I never made it out of the jury assembly room and was thrilled to have all those guilt-free consecutive hours to read. It’s something that almost never happens anymore and I was determined to take full advantage. I read through most of the lunch break, hoping to finish the book before the day was through and I was no longer a carefree potential juror. Around mid-afternoon I reached the novel’s climatic battle scene during which the protagonist loses someone she loves dearly and the sight of all that blood and gore makes her physically sick. Who could blame her for tossing her cookies? But then three pages later, when she’s reunited with her love interest and they share a passionate kiss, all I could think was: “Ew, ew, ew! I know civilization is crumbling around you and all, but couldn’t you saved that kiss until you had a chance to either brush your teeth or pop a mint?!”
Moments like that completely pull me out of the action of the book. They ruin the magic and my willingness to believe.
Here’s another example. This summer, while on vacation, I was reading Stephen King’s Joyland. (A great coming-of- age story, by the way.) It was set in the 1970s and in one scene, a character uses a microwave. Now I don’t know about most people, but my family did not have a microwave until sometime in the 1980s and this bit of information really bugged me. I put down the book, grabbed my phone, and looked up “microwaves” on Wikipedia to determine if they were available to the general public in the 1970s. Turns out, they were. It’s not that I didn’t trust Stephen King or his editors, but again, it was one of those things that made me go “What?” It just didn’t sound right.
This month we’re blogging about how we read. Like a lot of readers, and probably most writers, I read different genres for different reasons. Because I’m trying to get better at my craft, these days I pay more attention to characters, plot, pacing, language, and dialogue than I did before I sold my first novel. But ultimately, it’s the seemingly little things that bother me the most when I read. If facts, dates, and timing seem off; details sounds wrong; or dialogue doesn’t ring true, it makes for a frustrating reading experience for me. I think it’s because those little things matter. Getting all the small stuff right adds up to the bigger picture that all writers, whether they’re writing fiction or non-fiction, should be striving for—the truth. And I suppose when I read, that’s exactly what I’m searching for.
In the movie Almost Famous, there’s a scene I absolutely love. Young William Miller has been hired by Rolling Stone magazine to interview the band Stillwater. Early in the movie, William meets the captivating band groupie Penny Lane. You can tell he’s already falling hard for her and wants to impress. When she asks him how old he is, he lies and tells her he’s eighteen. “Me too!” She says, and he knows she’s on to him. “Seventeen,” he amends, and again she chimes in, “Me too!” Forcing William to concede that he’s sixteen.
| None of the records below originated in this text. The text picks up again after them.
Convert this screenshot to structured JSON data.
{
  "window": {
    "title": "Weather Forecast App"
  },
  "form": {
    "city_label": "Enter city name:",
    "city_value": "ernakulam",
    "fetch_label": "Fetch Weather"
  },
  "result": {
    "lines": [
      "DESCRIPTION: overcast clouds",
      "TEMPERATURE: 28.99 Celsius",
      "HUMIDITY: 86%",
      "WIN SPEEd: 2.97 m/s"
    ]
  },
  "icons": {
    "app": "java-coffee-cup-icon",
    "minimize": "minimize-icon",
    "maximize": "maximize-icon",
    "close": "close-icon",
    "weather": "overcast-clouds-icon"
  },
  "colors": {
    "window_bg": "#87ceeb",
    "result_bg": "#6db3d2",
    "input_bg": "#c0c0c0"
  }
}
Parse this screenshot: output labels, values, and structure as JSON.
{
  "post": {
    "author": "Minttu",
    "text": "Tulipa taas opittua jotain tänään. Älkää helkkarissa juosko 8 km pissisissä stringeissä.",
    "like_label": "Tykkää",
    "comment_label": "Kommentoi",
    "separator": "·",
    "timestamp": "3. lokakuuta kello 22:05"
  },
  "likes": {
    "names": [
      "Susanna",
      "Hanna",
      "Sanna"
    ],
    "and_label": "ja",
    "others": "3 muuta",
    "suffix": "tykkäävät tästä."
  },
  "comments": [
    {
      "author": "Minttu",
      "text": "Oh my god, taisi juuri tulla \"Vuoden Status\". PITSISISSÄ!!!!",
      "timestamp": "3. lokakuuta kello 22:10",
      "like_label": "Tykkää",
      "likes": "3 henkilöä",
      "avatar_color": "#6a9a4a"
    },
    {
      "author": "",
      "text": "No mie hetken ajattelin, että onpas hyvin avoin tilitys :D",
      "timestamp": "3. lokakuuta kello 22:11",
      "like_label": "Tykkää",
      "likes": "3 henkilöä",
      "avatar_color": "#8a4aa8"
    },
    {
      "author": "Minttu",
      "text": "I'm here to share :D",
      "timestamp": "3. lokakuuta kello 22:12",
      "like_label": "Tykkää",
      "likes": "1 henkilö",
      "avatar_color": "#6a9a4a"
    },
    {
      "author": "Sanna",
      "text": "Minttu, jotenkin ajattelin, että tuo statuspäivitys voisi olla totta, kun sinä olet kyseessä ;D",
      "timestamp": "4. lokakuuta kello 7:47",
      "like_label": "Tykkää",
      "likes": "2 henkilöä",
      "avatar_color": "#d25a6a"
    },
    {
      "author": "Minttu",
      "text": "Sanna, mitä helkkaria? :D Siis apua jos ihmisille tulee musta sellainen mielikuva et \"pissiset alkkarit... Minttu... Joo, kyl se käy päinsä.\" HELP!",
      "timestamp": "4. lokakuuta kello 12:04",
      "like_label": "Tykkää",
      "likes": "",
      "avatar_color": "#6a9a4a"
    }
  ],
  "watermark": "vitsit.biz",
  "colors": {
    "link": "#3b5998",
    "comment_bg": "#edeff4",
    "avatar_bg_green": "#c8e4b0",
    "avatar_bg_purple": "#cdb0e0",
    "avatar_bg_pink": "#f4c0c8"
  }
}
At which point, the ever-wise Penny looks 15-year-old William in the eye and says. “Me too. Isn't it funny? The truth just sounds different.”
Yes. It does.